**Exercise materials**
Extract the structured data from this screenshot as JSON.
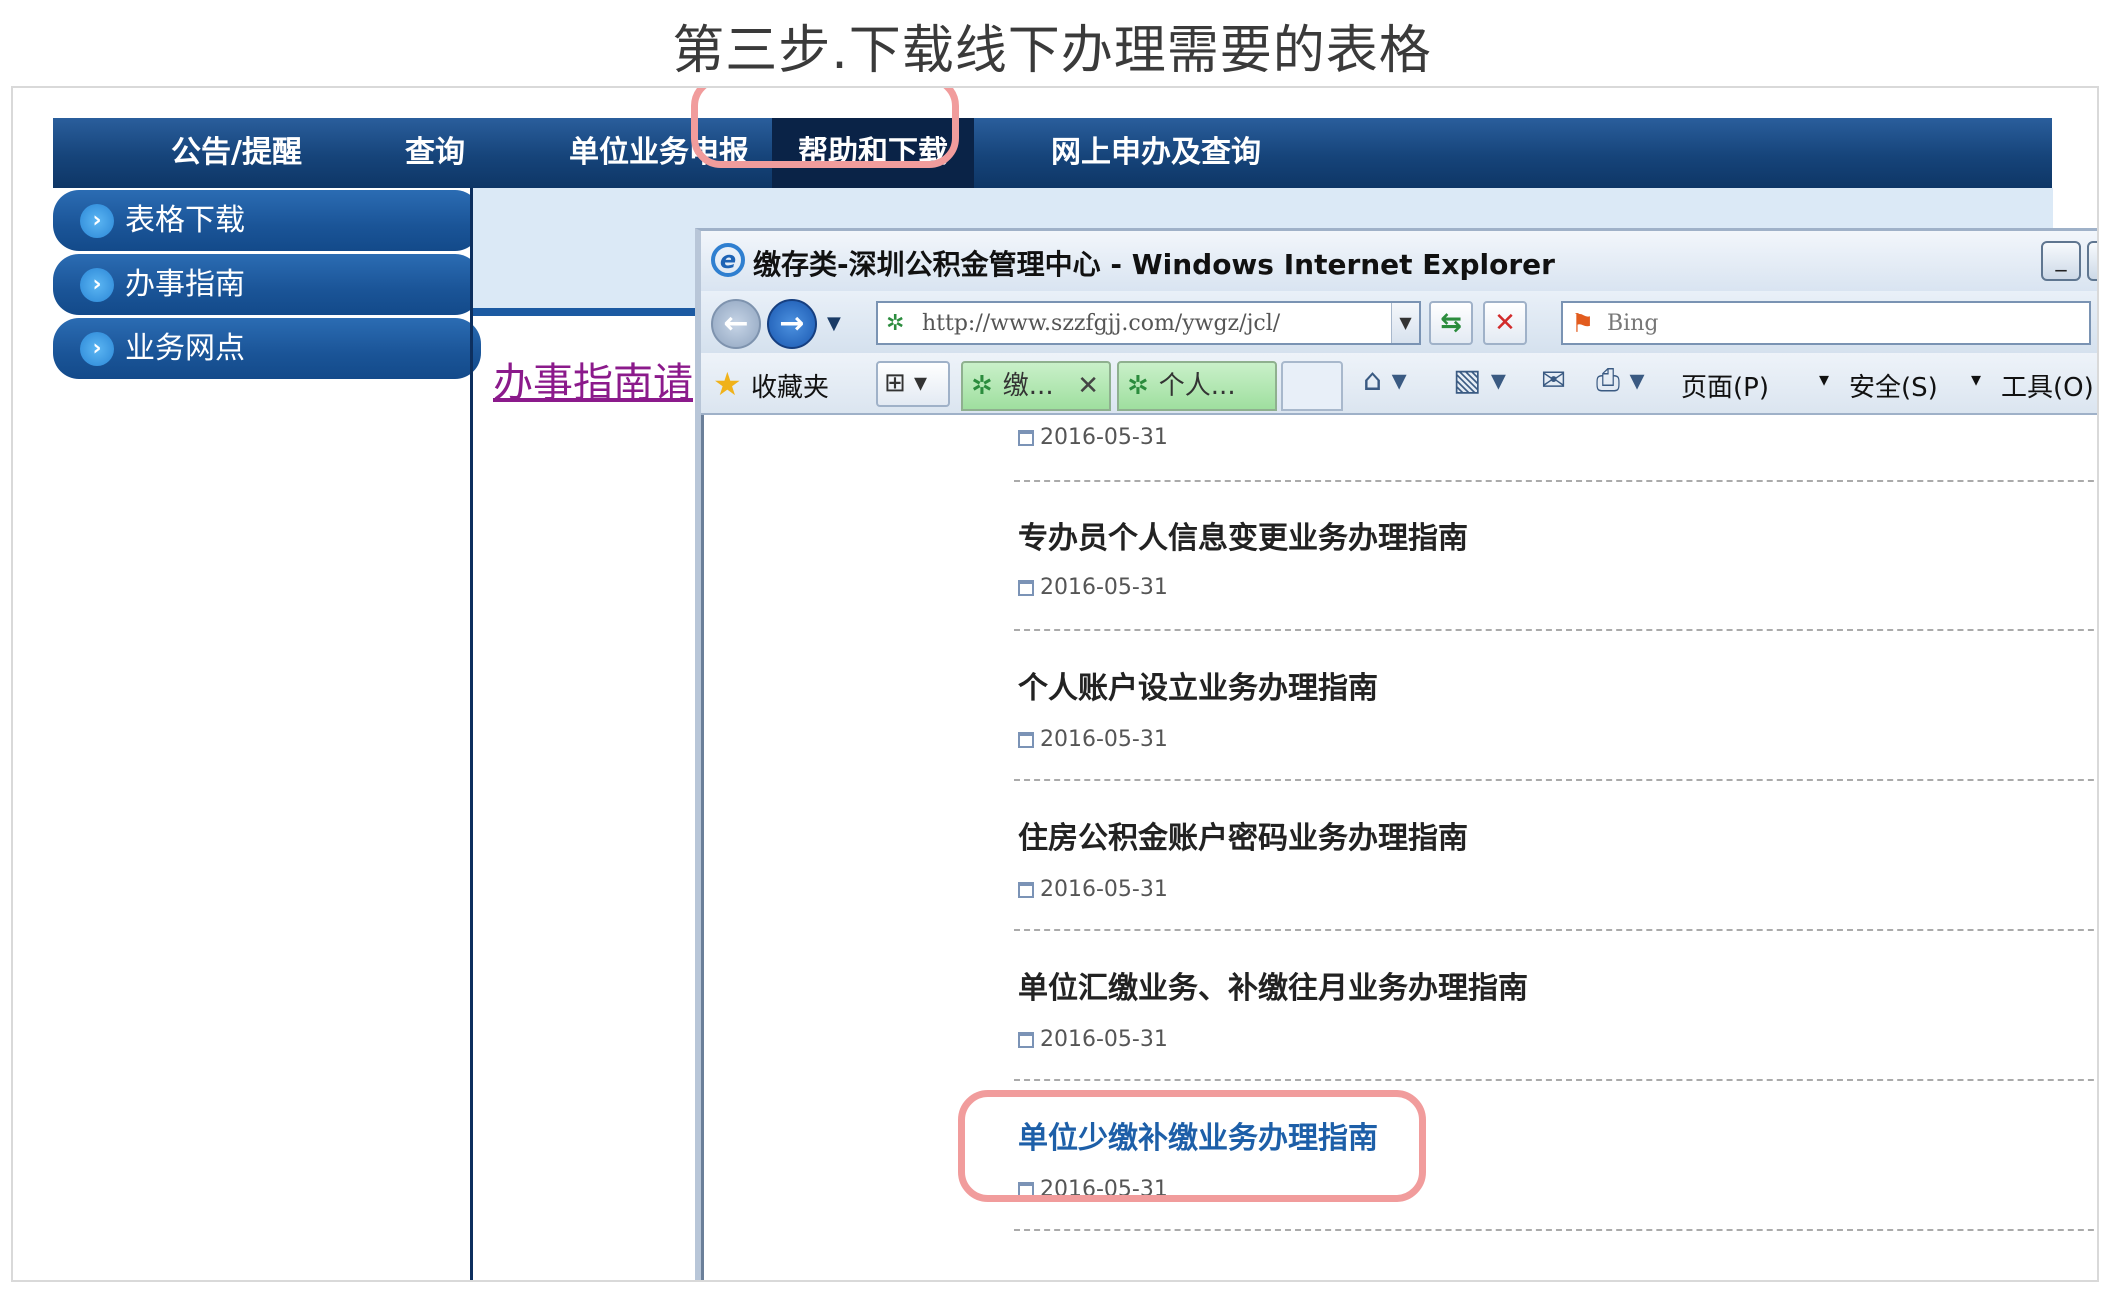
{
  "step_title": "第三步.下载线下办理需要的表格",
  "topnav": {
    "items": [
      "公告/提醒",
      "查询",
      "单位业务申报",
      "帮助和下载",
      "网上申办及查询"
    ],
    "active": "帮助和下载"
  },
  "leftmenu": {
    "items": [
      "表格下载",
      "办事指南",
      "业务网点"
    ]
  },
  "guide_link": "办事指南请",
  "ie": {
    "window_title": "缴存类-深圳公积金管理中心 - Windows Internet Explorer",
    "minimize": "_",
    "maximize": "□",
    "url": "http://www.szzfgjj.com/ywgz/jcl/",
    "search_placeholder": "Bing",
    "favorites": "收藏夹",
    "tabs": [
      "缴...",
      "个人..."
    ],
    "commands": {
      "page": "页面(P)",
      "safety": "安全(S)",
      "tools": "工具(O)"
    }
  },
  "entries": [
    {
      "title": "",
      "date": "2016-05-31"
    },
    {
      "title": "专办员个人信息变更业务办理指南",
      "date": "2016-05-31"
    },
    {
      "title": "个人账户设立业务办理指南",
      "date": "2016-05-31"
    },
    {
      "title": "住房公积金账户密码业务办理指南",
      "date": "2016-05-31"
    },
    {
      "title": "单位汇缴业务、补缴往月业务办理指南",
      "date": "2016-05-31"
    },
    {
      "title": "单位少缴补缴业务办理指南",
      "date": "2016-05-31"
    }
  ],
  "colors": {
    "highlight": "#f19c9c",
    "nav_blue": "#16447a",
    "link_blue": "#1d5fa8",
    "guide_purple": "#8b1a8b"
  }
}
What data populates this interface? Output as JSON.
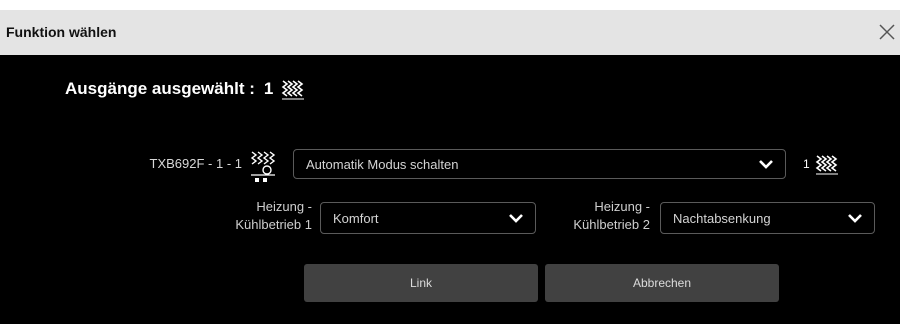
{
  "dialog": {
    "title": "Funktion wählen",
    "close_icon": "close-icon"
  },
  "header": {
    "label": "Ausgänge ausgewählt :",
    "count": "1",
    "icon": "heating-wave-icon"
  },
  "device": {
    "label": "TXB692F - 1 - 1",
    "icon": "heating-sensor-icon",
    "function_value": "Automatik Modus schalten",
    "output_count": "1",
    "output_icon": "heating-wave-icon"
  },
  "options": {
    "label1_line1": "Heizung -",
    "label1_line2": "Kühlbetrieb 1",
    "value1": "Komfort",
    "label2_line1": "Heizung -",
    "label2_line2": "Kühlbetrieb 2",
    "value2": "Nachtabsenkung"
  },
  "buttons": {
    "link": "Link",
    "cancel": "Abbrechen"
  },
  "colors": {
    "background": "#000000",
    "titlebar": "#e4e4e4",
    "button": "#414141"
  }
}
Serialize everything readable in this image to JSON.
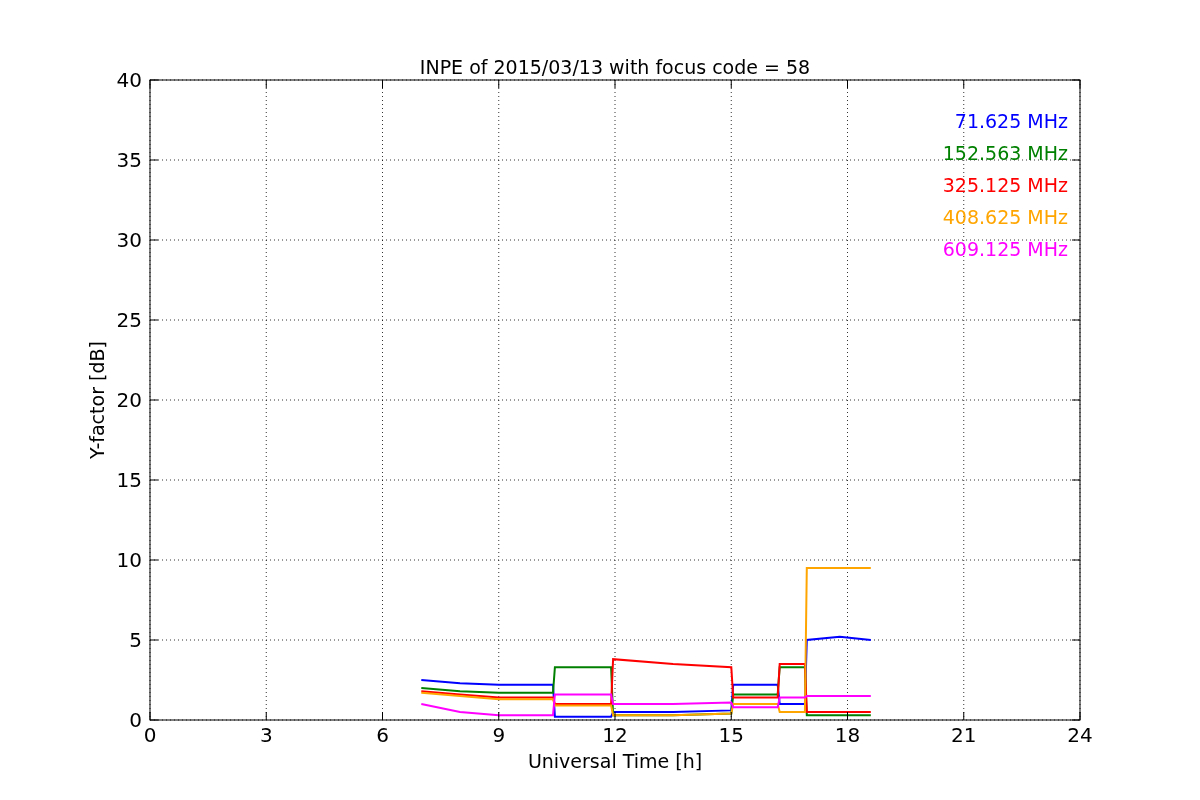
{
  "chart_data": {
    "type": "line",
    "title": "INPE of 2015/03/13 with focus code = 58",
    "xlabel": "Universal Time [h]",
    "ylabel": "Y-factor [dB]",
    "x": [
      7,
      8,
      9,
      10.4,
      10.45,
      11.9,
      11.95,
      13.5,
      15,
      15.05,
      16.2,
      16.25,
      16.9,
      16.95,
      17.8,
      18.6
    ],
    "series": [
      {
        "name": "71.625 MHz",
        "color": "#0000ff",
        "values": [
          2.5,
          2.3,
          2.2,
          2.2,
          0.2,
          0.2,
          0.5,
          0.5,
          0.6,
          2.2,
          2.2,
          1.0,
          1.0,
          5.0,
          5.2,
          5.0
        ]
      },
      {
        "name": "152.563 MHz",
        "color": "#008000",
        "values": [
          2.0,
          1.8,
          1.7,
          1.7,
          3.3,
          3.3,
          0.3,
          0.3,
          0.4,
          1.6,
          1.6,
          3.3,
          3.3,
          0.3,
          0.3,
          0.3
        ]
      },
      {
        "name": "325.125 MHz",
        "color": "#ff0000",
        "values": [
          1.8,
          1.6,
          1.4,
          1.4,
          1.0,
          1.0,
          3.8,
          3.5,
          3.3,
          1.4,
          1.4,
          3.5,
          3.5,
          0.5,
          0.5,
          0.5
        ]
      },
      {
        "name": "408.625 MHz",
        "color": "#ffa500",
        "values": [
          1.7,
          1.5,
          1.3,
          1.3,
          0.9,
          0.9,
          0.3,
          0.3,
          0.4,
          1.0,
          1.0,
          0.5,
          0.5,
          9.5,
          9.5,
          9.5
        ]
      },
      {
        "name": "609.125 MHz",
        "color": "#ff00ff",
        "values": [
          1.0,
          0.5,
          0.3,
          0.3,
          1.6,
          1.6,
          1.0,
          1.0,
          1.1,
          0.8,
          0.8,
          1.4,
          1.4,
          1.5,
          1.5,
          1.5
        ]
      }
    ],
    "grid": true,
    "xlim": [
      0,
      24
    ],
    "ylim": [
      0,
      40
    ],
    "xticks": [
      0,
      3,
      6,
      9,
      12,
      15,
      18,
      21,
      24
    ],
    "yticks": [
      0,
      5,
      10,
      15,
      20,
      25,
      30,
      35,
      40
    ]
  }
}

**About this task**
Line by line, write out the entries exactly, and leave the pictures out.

**Exercise solution**
Extract the structured data from this screenshot as JSON.
{
  "step_title": "第三步.下载线下办理需要的表格",
  "topnav": {
    "items": [
      "公告/提醒",
      "查询",
      "单位业务申报",
      "帮助和下载",
      "网上申办及查询"
    ],
    "active": "帮助和下载"
  },
  "leftmenu": {
    "items": [
      "表格下载",
      "办事指南",
      "业务网点"
    ]
  },
  "guide_link": "办事指南请",
  "ie": {
    "window_title": "缴存类-深圳公积金管理中心 - Windows Internet Explorer",
    "minimize": "_",
    "maximize": "□",
    "url": "http://www.szzfgjj.com/ywgz/jcl/",
    "search_placeholder": "Bing",
    "favorites": "收藏夹",
    "tabs": [
      "缴...",
      "个人..."
    ],
    "commands": {
      "page": "页面(P)",
      "safety": "安全(S)",
      "tools": "工具(O)"
    }
  },
  "entries": [
    {
      "title": "",
      "date": "2016-05-31"
    },
    {
      "title": "专办员个人信息变更业务办理指南",
      "date": "2016-05-31"
    },
    {
      "title": "个人账户设立业务办理指南",
      "date": "2016-05-31"
    },
    {
      "title": "住房公积金账户密码业务办理指南",
      "date": "2016-05-31"
    },
    {
      "title": "单位汇缴业务、补缴往月业务办理指南",
      "date": "2016-05-31"
    },
    {
      "title": "单位少缴补缴业务办理指南",
      "date": "2016-05-31"
    }
  ],
  "colors": {
    "highlight": "#f19c9c",
    "nav_blue": "#16447a",
    "link_blue": "#1d5fa8",
    "guide_purple": "#8b1a8b"
  }
}
What data populates this interface? Output as JSON.
{
  "dialog": {
    "title": "Funktion wählen",
    "close_icon": "close-icon"
  },
  "header": {
    "label": "Ausgänge ausgewählt :",
    "count": "1",
    "icon": "heating-wave-icon"
  },
  "device": {
    "label": "TXB692F - 1 - 1",
    "icon": "heating-sensor-icon",
    "function_value": "Automatik Modus schalten",
    "output_count": "1",
    "output_icon": "heating-wave-icon"
  },
  "options": {
    "label1_line1": "Heizung -",
    "label1_line2": "Kühlbetrieb 1",
    "value1": "Komfort",
    "label2_line1": "Heizung -",
    "label2_line2": "Kühlbetrieb 2",
    "value2": "Nachtabsenkung"
  },
  "buttons": {
    "link": "Link",
    "cancel": "Abbrechen"
  },
  "colors": {
    "background": "#000000",
    "titlebar": "#e4e4e4",
    "button": "#414141"
  }
}
Serialize everything readable in this image to JSON.
{
  "chart_data": {
    "type": "line",
    "title": "INPE of 2015/03/13 with focus code = 58",
    "xlabel": "Universal Time [h]",
    "ylabel": "Y-factor [dB]",
    "x": [
      7,
      8,
      9,
      10.4,
      10.45,
      11.9,
      11.95,
      13.5,
      15,
      15.05,
      16.2,
      16.25,
      16.9,
      16.95,
      17.8,
      18.6
    ],
    "series": [
      {
        "name": "71.625 MHz",
        "color": "#0000ff",
        "values": [
          2.5,
          2.3,
          2.2,
          2.2,
          0.2,
          0.2,
          0.5,
          0.5,
          0.6,
          2.2,
          2.2,
          1.0,
          1.0,
          5.0,
          5.2,
          5.0
        ]
      },
      {
        "name": "152.563 MHz",
        "color": "#008000",
        "values": [
          2.0,
          1.8,
          1.7,
          1.7,
          3.3,
          3.3,
          0.3,
          0.3,
          0.4,
          1.6,
          1.6,
          3.3,
          3.3,
          0.3,
          0.3,
          0.3
        ]
      },
      {
        "name": "325.125 MHz",
        "color": "#ff0000",
        "values": [
          1.8,
          1.6,
          1.4,
          1.4,
          1.0,
          1.0,
          3.8,
          3.5,
          3.3,
          1.4,
          1.4,
          3.5,
          3.5,
          0.5,
          0.5,
          0.5
        ]
      },
      {
        "name": "408.625 MHz",
        "color": "#ffa500",
        "values": [
          1.7,
          1.5,
          1.3,
          1.3,
          0.9,
          0.9,
          0.3,
          0.3,
          0.4,
          1.0,
          1.0,
          0.5,
          0.5,
          9.5,
          9.5,
          9.5
        ]
      },
      {
        "name": "609.125 MHz",
        "color": "#ff00ff",
        "values": [
          1.0,
          0.5,
          0.3,
          0.3,
          1.6,
          1.6,
          1.0,
          1.0,
          1.1,
          0.8,
          0.8,
          1.4,
          1.4,
          1.5,
          1.5,
          1.5
        ]
      }
    ],
    "grid": true,
    "xlim": [
      0,
      24
    ],
    "ylim": [
      0,
      40
    ],
    "xticks": [
      0,
      3,
      6,
      9,
      12,
      15,
      18,
      21,
      24
    ],
    "yticks": [
      0,
      5,
      10,
      15,
      20,
      25,
      30,
      35,
      40
    ]
  }
}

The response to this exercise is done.